The categorising of mixed Maori as Maori and combining them with sole Maori for the purposes of claiming socio-economic disparity between Maori and non-Maori creates another problem. The differences between Maori and non-Maori, is effectively dwarfed by the differences between mixed Maori and sole Maori. The reason is that the mixed Maori group is younger, is more likely to be better educated with greater job flexibility, and is more likely to be geographically mobile, prepared to move to areas where jobs are available. In other words, this mixed Maori group shares greater similarities with non-Maori, than sole Maori. This makes their combination for policy and funding purposes illogical.

In a world where increasing intermarriage is rapidly blurring the homogeneity of racial groups, Statistics New Zealand’s classification protocol has resulted in Maori not only being significantly over-represented in official data, but by embedding such huge disparity between the various groups of Maori into the statistics, policy responses become almost meaningless.

Over the years, indigenous leaders around the world have made good use of racial disparity displayed in official statistics to argue for special rights and resources based on race. Professor Helen Hughes, a Senior Fellow at the Centre for Independent Studies, along with her husband, Mark Hughes, an independent researcher, are this week’s NZCPR Guest Commentators with a paper Who are Iindigenous Australians, which looks at this issue from an Australian perspective.

Helen and Mark explain that in Australia, where the Census asks “Is the person of Aboriginal or Torres Strait Islander origin?” the politics of indigenous rights has resulted in separatist policies that have created atrociously dysfunctional communities: “The impossibility of defining ‘Aboriginality’ emerges in defining entitlements. Self identification breaks down when entitlements are in sight. The right to reside in a community, distribution of royalties and hunting rights lead to frequent court disputes over ‘who is Aboriginal’. As the value of land, royalties, forestry, and farming on the 1.25 million km2 Aboriginal and Torres Strait Islander holdings increases, the disputes will become worse.”

They explain that “positive discrimination has led to appalling living standards. Communal, inalienable land title has deprived Aborigines of the private property rights that enabled other Australians to acquire land, houses, business and other assets. Jobs are limited to government services with virtually all taken by non-Aborigines because separate schools with special curriculums result in 100% illiteracy and non-numeracy. Australian apartheid policies have had the same dreadful results as they did in South Africa, but they continue to be supported by the ‘Aboriginal industry’. In South Africa, the left led the fight against apartheid; in Australia it supports it.”

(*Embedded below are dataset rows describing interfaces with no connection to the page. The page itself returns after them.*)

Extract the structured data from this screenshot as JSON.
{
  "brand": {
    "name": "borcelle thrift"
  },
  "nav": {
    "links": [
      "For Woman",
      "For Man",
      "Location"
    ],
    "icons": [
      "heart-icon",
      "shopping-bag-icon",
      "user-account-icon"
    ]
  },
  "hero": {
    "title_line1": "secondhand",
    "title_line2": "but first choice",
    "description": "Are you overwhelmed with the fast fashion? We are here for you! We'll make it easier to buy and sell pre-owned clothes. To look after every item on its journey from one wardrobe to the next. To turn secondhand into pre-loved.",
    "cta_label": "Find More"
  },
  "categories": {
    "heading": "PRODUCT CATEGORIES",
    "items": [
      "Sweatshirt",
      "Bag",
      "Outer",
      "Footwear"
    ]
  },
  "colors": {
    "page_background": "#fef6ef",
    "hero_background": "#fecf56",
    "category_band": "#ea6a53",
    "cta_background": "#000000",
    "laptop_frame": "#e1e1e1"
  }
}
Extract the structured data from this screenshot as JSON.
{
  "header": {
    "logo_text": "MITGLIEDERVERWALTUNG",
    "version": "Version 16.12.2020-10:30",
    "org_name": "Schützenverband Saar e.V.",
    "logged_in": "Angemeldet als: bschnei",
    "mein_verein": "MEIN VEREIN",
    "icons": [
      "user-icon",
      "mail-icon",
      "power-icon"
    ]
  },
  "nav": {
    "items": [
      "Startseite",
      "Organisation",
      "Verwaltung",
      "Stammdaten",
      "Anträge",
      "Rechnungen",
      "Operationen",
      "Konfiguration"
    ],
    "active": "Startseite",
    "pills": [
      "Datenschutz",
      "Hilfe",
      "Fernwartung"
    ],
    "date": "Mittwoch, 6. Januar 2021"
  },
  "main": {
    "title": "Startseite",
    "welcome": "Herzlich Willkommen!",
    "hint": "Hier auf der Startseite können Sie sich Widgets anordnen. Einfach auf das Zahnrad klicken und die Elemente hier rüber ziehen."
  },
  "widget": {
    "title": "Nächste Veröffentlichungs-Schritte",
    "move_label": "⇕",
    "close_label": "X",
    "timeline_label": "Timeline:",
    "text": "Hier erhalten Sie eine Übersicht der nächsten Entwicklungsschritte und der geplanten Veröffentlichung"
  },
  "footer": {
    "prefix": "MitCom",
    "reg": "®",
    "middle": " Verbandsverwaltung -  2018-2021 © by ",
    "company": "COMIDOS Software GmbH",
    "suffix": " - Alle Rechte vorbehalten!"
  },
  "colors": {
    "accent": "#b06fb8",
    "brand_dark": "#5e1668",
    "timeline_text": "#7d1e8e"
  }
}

There is very real danger in Apartheid policies. The Maori rights movement has been extremely successful in persuading successive New Zealand governments to allocate increasing levels of funding to race-based initiatives. Most have been appropriated in the name of reducing so-called Maori disadvantage, even though being “Maori” does not cause disparity. What causes disparity in New Zealand are factors like age, education, literacy, location, marital status and gender – as well as other dynamics like benefit dependence, sole parenthood, substance abuse, violence and criminality.

Being Maori does not signify socio-economic failure and so allocating resources on the basis of race is a gross waste of taxpayer’s money. The best way to tackle disadvantage is to ensure that all children succeed in school, that basic literacy and numeracy training is available to all, that workers in dying industries can re-train, and that the welfare system does not trap people in dependency – nor allow them to stay on a benefit in the long term in areas where there are no jobs.

1.Te Puni Kokiri, Briefing to the Incoming Minister
2.ACT New Zealand, The Maori Tax to Benefit Gap
3.Statistics NZ, Report of the Review of the Measurement of Ethnicity
4.Simon Chapple, Maori Socio-Economic Disparity